__Brief__
From the listing below, copy out every line where the word "icon" appears.
###
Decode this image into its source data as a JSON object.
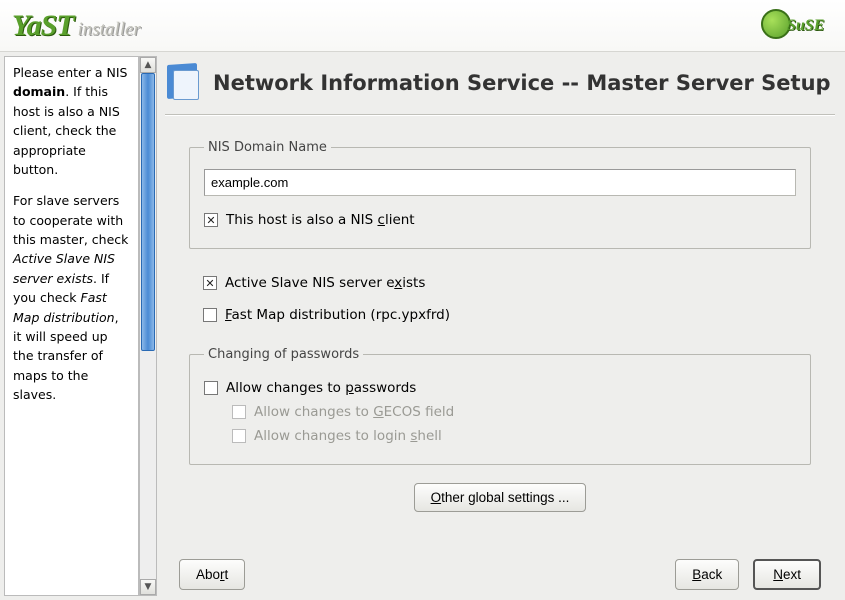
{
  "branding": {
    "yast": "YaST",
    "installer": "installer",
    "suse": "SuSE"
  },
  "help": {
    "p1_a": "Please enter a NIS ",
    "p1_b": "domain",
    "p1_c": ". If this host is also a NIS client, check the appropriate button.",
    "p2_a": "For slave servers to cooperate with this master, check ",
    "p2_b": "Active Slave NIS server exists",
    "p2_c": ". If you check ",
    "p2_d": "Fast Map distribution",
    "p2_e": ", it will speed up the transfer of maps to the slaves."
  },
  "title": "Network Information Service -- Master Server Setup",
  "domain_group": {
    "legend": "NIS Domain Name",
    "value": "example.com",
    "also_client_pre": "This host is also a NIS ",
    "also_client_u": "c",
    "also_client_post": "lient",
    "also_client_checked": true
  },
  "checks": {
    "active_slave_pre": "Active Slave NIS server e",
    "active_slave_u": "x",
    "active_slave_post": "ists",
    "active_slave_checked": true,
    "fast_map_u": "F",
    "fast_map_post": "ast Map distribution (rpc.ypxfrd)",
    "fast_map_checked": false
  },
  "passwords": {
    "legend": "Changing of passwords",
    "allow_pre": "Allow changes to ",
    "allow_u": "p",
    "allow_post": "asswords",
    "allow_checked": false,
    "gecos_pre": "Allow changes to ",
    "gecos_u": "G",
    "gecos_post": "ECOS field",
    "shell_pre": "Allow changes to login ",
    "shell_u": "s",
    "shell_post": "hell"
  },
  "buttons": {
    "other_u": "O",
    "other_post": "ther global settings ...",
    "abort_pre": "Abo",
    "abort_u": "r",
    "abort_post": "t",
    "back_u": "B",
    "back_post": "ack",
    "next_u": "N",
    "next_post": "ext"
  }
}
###
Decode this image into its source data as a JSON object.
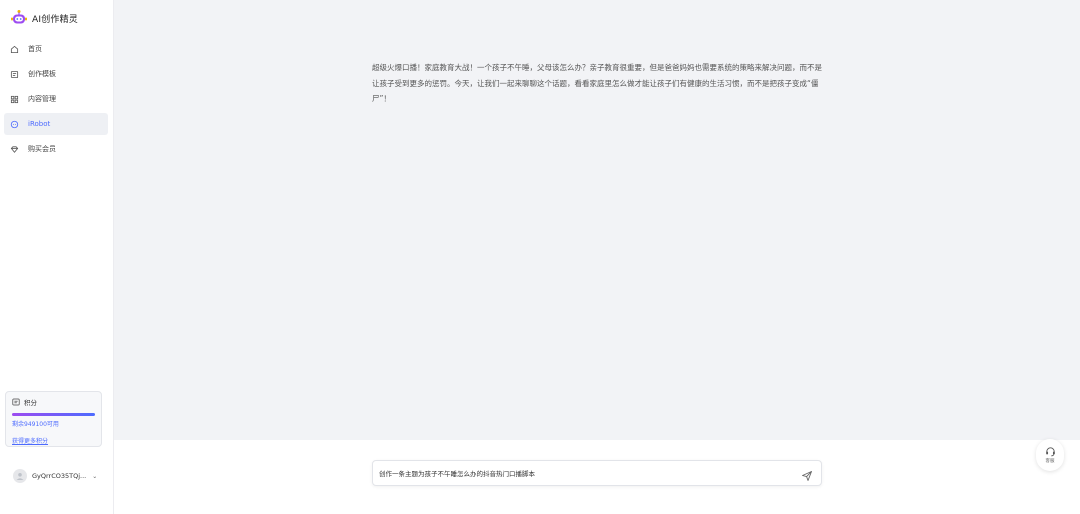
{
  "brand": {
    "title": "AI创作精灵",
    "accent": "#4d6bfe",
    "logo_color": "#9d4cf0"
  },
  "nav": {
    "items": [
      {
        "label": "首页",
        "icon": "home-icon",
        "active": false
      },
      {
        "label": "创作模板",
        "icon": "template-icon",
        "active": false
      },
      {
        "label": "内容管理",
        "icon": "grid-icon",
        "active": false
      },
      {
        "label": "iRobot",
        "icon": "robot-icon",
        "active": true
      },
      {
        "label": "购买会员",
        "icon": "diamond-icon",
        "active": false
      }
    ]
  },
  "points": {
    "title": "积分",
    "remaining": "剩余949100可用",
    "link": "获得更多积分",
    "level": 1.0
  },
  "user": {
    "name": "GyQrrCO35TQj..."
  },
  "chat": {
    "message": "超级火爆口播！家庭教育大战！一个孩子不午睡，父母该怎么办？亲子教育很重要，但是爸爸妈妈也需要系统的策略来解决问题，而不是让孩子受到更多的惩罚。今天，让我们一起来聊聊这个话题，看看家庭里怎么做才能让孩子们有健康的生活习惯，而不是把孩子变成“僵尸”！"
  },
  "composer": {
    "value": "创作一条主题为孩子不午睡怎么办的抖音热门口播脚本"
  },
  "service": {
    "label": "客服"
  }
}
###
__Response__
        "icon": "home-icon",
        "icon": "template-icon",
        "icon": "grid-icon",
        "icon": "robot-icon",
        "icon": "diamond-icon",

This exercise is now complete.